The initial fleet included the brigantine Washington and seven schooners, the Hannah, Lynch, Franklin, Lee, Warren, Harrison and the Hancock. But these were army vessels under the command of General Washington.
On November 25, 1775, Congress authorized the capture and confiscation of all British armed vessels, transports and supply ships, and directed the issuing of commissions to captains of cruisers and privateers.
The Marine Committee was given full powers in the direction of the fleet under Commodore Esek Hopkins, on January 25, 1776.
The committee also drafted subsequent naval legislation and prepared rules and regulations to govern the organization. The first American squadron was launched on February 18, 1776. The size of the Continental navy peaked in 1777 with a total of 31 ships.
American naval forces in the War for Independence took many forms, most of them designed to meet a specific need at a particular moment. The early Continental Navy was designed to work with privateers to wage tactical raids against the transports that supplied British forces in North America.
The Continental Congress purchased, converted and constructed a fleet of small ships to accomplish this mission. These navy ships sailed independently or in pairs, hunting British commerce ships and transports.
Over the six months of the American siege of Boston, “Washington’s Navy” captured some fifty-five prizes, provided much-needed supplies to the troops, and boosted the efforts of naval-minded members of Congress who sought to create a national naval force.
Over the course of the War of Independence, the Continental Navy sent to sea more than fifty armed vessels of various types. The navy’s squadrons and cruisers seized enemy supplies and carried correspondence and diplomats to Europe, returning with needed munitions.
They took nearly 200 British vessels as prizes, some off the British Isles themselves, contributing to the demoralization of the enemy and forcing the British to divert warships to protect convoys and trade routes. In addition, the navy provoked diplomatic crises that helped bring France into the war against Great Britain.
The French and Spanish Navies Support the American Effort
The naval war changed drastically in 1778 when the French joined the war on the side of the Americans. Faced with a foe with a comparably large navy, the British now had to prepare for large-scale fleet actions.
Even worse was the threat of invasion and the loss of colonies in the West Indies and Asia, which were far more profitable to Britain than the 13 colonies in North America. British fears increased in 1779, when the Spanish joined the war, and the threat of a combined Franco-Spanish invasion of Britain became a very real possibility.
The commitment to supporting the army, protecting trade, and defending the home islands and colonies spread the Royal Navy thin by 1780, allowing the French to send increasing numbers of arms and men to America.
The Future United States Navy
In 1785, two years after the end of the war, the money-poor Congress sold off the last ship of the Continental Navy.

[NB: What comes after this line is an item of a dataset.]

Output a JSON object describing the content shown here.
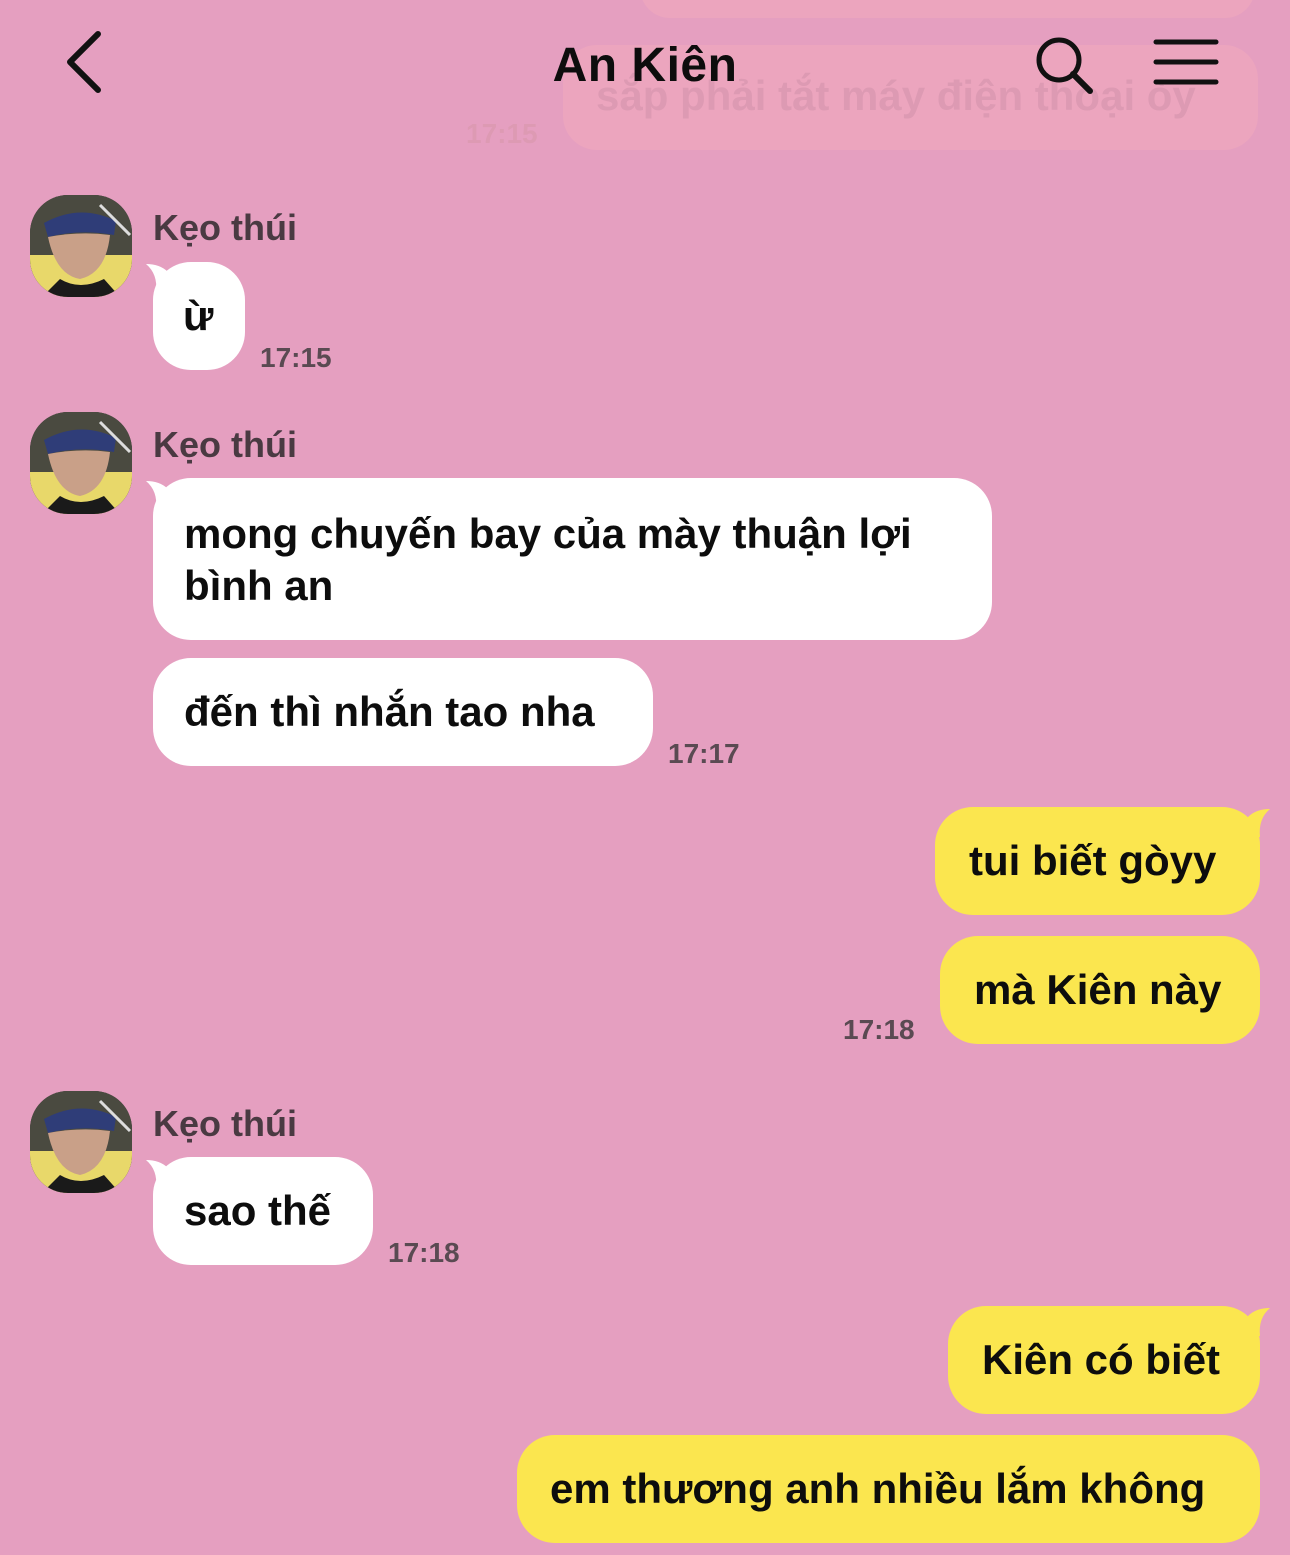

But with the expansion of trade and shipping in the 1790s, the possibility of attacks by European powers and pirates increased
In early March 1794, news arrived that attacks on American ships were increasing. In addition to the merchant ships Thomas, Hope, Dispatch, George, Olive Branch, Jane, President, Polly, and Minerva having been taken by Barbary pirates in late 1793, still more American vessels were now falling victim to privateers and ships of war ─ both British and French ─ much closer to home.
On March 27, 1794, President Washington signed the “Act to provide a Naval Armament.” It authorized the President to acquire six frigates, four of 44 guns each and two of 36 guns each, by purchase or otherwise. In addition, it specified how many crew members would be necessary and what their pay and daily rations would be. It launched the new US Navy.
Click the following link to a general summary about the Continental Navy: